21st.-Removed the tube. Patient doing well. Tested the power of breathing in the natural way, by closing the opening in the trachea with a cork, and found it to be very defective. Accordingly after the tube was cleaned it was re-introduced. Tincture Ferri. Mur. in small doses was ordered, but the patient could not be made to take it. The swelling of the glands has almost entirely disappeared. The white vesicles are diminishing and have been caused, no doubt, by the glycerine and carbolic acid dressing. A weaker solution to be used hereafter. Ordered lime water spray through the tube.
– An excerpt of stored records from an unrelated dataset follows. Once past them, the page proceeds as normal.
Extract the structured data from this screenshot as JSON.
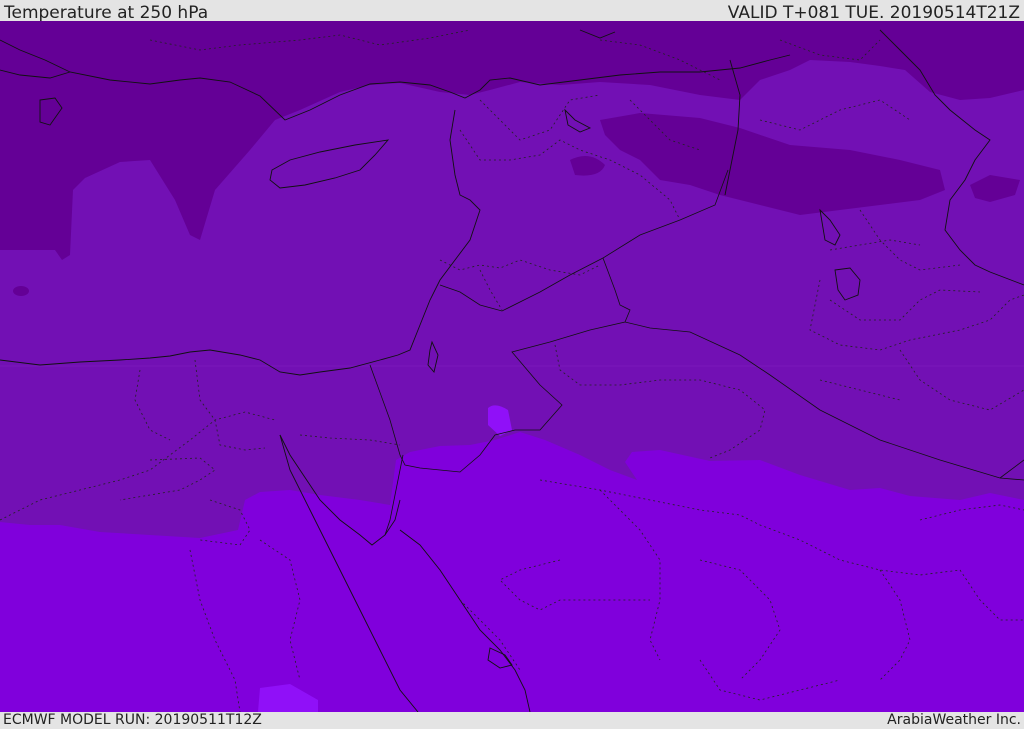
{
  "header": {
    "title": "Temperature at 250 hPa",
    "valid": "VALID T+081 TUE. 20190514T21Z"
  },
  "footer": {
    "model_run": "ECMWF MODEL RUN: 20190511T12Z",
    "credit": "ArabiaWeather Inc."
  },
  "colors": {
    "coldest": "#640096",
    "cold": "#7210b4",
    "mild": "#8000dc",
    "warm": "#9010f8",
    "borders": "#111111"
  }
}
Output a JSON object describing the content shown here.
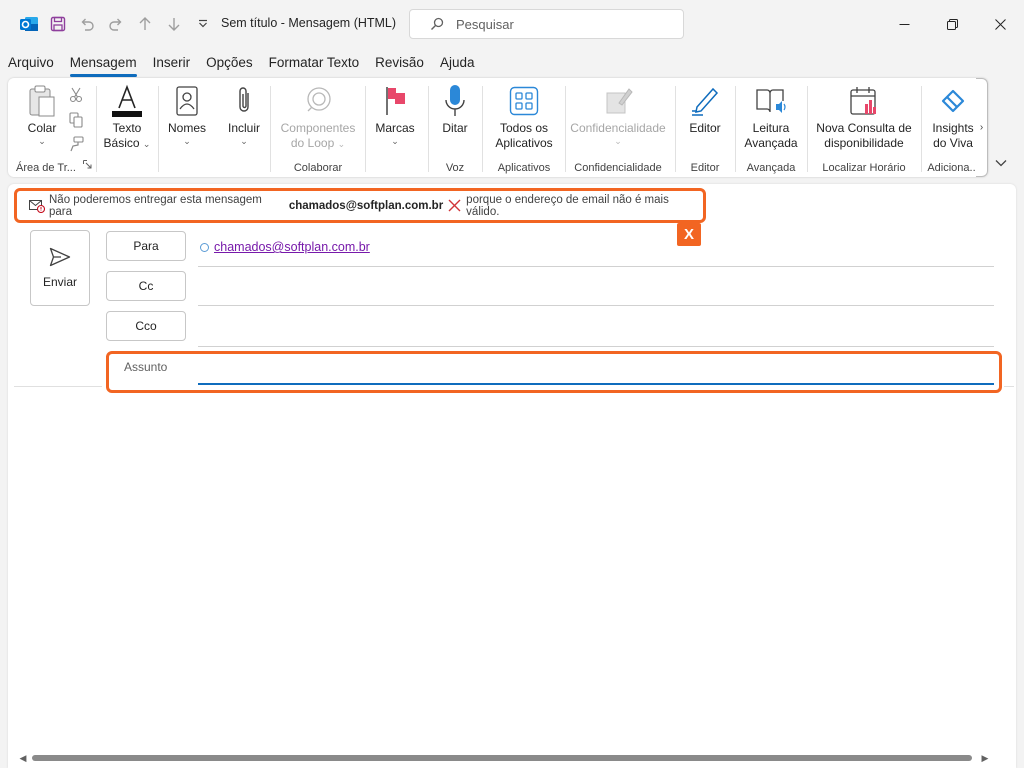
{
  "window": {
    "title": "Sem título  -  Mensagem (HTML)",
    "search_placeholder": "Pesquisar"
  },
  "tabs": [
    {
      "label": "Arquivo"
    },
    {
      "label": "Mensagem",
      "active": true
    },
    {
      "label": "Inserir"
    },
    {
      "label": "Opções"
    },
    {
      "label": "Formatar Texto"
    },
    {
      "label": "Revisão"
    },
    {
      "label": "Ajuda"
    }
  ],
  "ribbon": {
    "clipboard": {
      "group": "Área de Tr...",
      "paste": "Colar"
    },
    "basic_text": {
      "line1": "Texto",
      "line2": "Básico"
    },
    "names": {
      "label": "Nomes"
    },
    "include": {
      "label": "Incluir"
    },
    "loop": {
      "line1": "Componentes",
      "line2": "do Loop",
      "group": "Colaborar"
    },
    "tags": {
      "label": "Marcas"
    },
    "dictate": {
      "label": "Ditar",
      "group": "Voz"
    },
    "apps": {
      "line1": "Todos os",
      "line2": "Aplicativos",
      "group": "Aplicativos"
    },
    "sensitivity": {
      "label": "Confidencialidade",
      "group": "Confidencialidade"
    },
    "editor": {
      "label": "Editor",
      "group": "Editor"
    },
    "reader": {
      "line1": "Leitura",
      "line2": "Avançada",
      "group": "Avançada"
    },
    "scheduling": {
      "line1": "Nova Consulta de",
      "line2": "disponibilidade",
      "group": "Localizar Horário"
    },
    "viva": {
      "line1": "Insights",
      "line2": "do Viva",
      "group": "Adiciona..."
    }
  },
  "infobar": {
    "prefix": "Não poderemos entregar esta mensagem para",
    "email": "chamados@softplan.com.br",
    "suffix": "porque o endereço de email não é mais válido.",
    "badge": "X"
  },
  "compose": {
    "send": "Enviar",
    "to": "Para",
    "cc": "Cc",
    "bcc": "Cco",
    "recipient": "chamados@softplan.com.br",
    "subject_label": "Assunto",
    "subject_value": ""
  },
  "colors": {
    "accent": "#0f6cbd",
    "highlight": "#f26522",
    "outlook_blue": "#0078d4",
    "link_purple": "#7719aa"
  }
}
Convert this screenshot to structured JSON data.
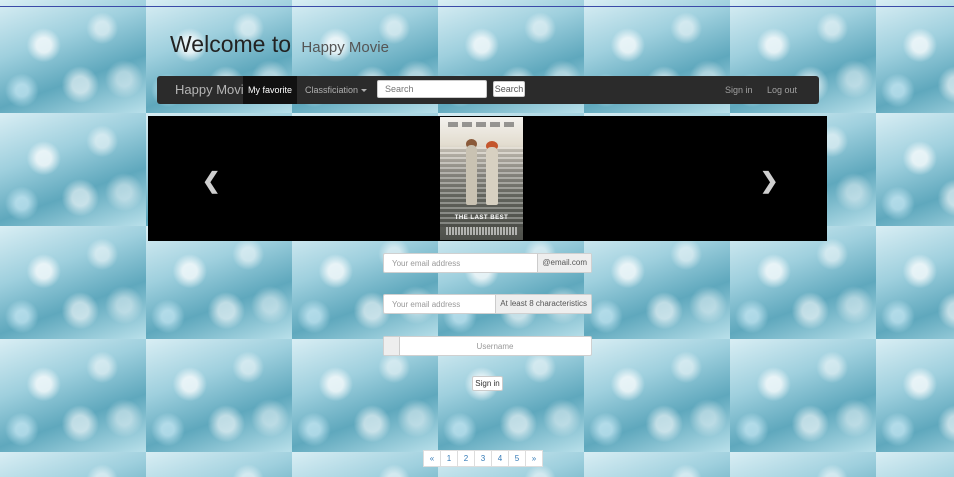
{
  "header": {
    "title": "Welcome to",
    "subtitle": "Happy Movie"
  },
  "navbar": {
    "brand": "Happy Movie",
    "favorite": "My favorite",
    "classification": "Classficiation",
    "search_placeholder": "Search",
    "search_button": "Search",
    "sign_in": "Sign in",
    "log_out": "Log out"
  },
  "carousel": {
    "poster_title": "THE LAST BEST",
    "prev_icon": "chevron-left-icon",
    "next_icon": "chevron-right-icon",
    "prev_glyph": "❮",
    "next_glyph": "❯"
  },
  "form": {
    "email_placeholder": "Your email address",
    "email_addon": "@email.com",
    "password_placeholder": "Your email address",
    "password_addon": "At least 8 characteristics",
    "username_placeholder": "Username",
    "submit": "Sign in"
  },
  "pagination": {
    "prev": "«",
    "pages": [
      "1",
      "2",
      "3",
      "4",
      "5"
    ],
    "next": "»"
  }
}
Temperature since the operation has ranged from 100° to 101° F. Pulse from 112 to 140. Respirations from 24 to 36. Pulse, resp. ratio from 31 – 5 to 1.
22nd.—Not so well to-day. Had a severe fit of coughing early this morning Breathing somewhat laboured.
Discharge through tube increased. Does not take his nourishment go well. Urine is clear, copious, and contains albumen (33 per cent.) for the first time, it having been tested daily. Tongue is coated with a heavy white fur, a few coarse bronchial rales heard over the chest. Temperature 100° F. Pulse 112. Respirations 30.
23rd.—Passed a good night, and is much better to day.Changed for the better yesterday evening. On removing the tube it was found very much discoloured. Tested breathing, and finding it still defective, the tube was reintroduced. Redness and vesicles about wound disappearing. Takes plenty of milk, but will not take stimulants of any kind. Urine of amber colour, deposits a slight sediment, and contains 25 per cent. albumen. Under the microscope an occasional hyaline cast, and a few white globules are seen. Temperature 99.4°. Pulse 108; respirations 30.
25th—Yesterday afternoon, the nurse noticed little bits of orange coming out through the tube after the patient had partaken of some. Complains of considerable pain on swallowing.